Are You Teasing Me?
Yes, that’s right. An envelope that is addressed to the donor and has a live stamp (even the nonprofit stamp) appeals simply because of the unknown. The recipient thinks, “I don’t know who this is from, so I’ll take a few seconds to check it out.” Of course, your job then is to be sure you don’t disappoint — you must deliver with a great opening paragraph.
'RSVP Requested' or 'The favor of a reply is requested'
These teasers are great for older audiences who still feel a compulsion to honor the request to respond (and know what RSVP means). It probably won’t work with adults who aren’t compelled to respond to invitations, but rather just show up if they can. Test it before you put it on 100,000 acquisition mailings.
'Urgent membership information enclosed'
Membership in a nonprofit — even without any benefits — appeals to some donor demographics. However, others aren’t willing or able to commit to the “baggage” that membership implies in their minds. If a lapsed donor or prospect isn’t responding to your membership offers, test a non-membership mailing asking for a one-time gift for a great project.
'Your free gifts are enclosed (or waiting)'

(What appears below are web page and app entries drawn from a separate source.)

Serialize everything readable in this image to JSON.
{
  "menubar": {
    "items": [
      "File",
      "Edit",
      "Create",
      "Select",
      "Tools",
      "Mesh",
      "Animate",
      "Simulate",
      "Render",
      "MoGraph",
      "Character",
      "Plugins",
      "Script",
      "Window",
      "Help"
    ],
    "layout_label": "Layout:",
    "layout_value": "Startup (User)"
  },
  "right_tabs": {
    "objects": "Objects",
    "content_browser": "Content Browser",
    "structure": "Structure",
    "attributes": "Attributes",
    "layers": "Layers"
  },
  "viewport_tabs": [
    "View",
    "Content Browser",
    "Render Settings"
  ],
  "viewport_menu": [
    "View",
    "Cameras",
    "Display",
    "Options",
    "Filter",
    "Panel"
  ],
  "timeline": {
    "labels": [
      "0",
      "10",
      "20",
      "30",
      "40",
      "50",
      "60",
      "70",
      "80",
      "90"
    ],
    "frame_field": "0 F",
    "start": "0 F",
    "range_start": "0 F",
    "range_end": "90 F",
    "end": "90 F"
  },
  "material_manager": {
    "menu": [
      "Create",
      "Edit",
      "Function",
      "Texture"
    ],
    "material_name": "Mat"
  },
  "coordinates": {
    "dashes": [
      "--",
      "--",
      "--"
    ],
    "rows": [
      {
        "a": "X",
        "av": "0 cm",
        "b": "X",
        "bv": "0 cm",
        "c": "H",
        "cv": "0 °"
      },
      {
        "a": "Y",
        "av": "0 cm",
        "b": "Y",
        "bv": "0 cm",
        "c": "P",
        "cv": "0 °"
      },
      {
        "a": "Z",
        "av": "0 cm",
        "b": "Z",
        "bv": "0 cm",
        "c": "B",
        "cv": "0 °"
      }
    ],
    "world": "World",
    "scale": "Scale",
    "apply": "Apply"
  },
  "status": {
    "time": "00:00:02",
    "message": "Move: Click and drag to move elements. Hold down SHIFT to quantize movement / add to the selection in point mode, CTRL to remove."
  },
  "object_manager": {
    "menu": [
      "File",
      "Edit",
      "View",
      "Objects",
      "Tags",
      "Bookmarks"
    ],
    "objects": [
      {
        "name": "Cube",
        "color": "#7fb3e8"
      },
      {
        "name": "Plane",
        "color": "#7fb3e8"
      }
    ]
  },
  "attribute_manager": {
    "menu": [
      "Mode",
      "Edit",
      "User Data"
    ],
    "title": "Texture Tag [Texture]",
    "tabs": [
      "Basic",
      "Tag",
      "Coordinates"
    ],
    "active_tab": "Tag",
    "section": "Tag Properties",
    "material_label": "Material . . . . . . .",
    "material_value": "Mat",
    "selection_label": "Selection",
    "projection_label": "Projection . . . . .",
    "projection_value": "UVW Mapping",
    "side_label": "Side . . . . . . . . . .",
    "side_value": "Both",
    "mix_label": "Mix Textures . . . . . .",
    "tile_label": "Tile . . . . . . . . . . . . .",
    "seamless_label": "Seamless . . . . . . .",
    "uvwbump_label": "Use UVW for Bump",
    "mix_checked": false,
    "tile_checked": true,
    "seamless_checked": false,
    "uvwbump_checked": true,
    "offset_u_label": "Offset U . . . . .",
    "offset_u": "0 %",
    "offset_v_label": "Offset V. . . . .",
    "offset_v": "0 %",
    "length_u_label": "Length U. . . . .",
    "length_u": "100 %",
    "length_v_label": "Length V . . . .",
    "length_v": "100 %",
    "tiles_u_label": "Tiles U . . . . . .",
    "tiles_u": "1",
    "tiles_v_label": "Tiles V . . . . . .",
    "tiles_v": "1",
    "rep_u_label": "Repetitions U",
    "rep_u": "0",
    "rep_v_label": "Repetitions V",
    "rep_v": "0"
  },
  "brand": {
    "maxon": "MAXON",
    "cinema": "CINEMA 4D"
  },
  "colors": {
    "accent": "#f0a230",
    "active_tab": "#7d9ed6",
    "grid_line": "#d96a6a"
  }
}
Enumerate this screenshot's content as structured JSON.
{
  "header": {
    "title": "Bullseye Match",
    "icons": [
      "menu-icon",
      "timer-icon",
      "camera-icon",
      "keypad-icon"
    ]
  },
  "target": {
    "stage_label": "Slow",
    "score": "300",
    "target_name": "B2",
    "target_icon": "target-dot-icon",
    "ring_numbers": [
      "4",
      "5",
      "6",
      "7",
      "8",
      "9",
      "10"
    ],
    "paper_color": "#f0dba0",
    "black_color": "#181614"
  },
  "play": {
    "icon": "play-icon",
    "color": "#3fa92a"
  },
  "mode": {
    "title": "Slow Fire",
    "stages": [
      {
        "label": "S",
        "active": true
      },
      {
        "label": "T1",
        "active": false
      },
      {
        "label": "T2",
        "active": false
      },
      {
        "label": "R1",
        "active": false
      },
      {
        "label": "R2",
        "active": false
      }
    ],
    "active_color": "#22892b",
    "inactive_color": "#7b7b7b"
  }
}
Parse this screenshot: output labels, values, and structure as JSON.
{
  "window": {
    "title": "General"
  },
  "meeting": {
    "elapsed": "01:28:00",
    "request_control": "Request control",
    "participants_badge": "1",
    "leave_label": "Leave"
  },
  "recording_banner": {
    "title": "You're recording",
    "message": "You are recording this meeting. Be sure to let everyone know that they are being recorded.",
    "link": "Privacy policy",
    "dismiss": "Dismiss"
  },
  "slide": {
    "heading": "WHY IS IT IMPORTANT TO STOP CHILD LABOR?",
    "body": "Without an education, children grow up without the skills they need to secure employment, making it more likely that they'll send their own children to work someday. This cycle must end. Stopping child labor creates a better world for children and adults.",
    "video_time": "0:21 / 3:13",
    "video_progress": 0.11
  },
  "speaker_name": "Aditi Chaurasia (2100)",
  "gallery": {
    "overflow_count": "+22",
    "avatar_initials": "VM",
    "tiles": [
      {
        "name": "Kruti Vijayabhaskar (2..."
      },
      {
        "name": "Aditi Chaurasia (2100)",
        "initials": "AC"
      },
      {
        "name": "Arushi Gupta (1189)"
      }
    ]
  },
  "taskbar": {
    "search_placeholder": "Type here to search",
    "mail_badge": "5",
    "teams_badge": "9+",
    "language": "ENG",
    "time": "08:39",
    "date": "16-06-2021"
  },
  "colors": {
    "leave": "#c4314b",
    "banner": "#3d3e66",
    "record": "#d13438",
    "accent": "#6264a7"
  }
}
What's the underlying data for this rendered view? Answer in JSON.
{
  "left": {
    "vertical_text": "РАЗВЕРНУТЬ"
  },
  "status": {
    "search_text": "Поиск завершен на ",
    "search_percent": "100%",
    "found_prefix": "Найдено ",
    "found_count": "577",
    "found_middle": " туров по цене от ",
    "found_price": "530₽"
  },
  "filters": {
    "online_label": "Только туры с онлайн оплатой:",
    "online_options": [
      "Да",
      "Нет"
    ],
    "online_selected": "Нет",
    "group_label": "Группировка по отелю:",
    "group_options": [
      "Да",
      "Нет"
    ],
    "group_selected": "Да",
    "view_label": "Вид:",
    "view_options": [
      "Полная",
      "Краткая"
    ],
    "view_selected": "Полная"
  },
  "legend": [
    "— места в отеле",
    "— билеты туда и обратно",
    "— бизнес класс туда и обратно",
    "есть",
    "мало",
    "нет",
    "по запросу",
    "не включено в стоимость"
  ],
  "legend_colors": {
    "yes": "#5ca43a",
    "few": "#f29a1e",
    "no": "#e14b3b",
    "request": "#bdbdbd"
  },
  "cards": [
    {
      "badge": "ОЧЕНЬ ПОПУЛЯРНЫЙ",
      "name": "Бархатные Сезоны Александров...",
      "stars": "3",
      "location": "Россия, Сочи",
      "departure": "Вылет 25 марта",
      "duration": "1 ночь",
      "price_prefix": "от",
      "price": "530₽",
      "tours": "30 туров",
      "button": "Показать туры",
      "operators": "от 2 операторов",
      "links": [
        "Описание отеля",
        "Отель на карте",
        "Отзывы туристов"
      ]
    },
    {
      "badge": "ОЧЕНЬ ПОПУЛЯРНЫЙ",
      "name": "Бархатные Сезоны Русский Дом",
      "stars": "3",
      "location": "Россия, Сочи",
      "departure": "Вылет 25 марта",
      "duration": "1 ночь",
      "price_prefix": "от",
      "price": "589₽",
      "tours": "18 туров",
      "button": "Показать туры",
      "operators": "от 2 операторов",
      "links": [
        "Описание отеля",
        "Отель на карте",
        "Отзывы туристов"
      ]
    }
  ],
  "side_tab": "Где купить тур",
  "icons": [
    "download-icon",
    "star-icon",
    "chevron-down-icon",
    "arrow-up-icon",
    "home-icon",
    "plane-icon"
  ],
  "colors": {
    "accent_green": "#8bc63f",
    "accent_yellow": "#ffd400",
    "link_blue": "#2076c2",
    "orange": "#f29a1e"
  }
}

That’s always a great way to get someone inside the envelope, but monitor to be certain you aren’t creating a file of premium collectors. I used to work for a nonprofit that offered a book every month. If the book seemed interesting, we did well. If the book didn’t resonate as well with donors, we didn’t do as well. We had inadvertently created a “book-of-the-month” club instead of a cadre of loyal supporters.
Great photos or intriguing questions
A strong, four-color photo gets a second look, and questions that a person really wants to know the answer to get the recipient to open the envelope. But avoid obvious questions; people who are talked down to are not likely to become donors.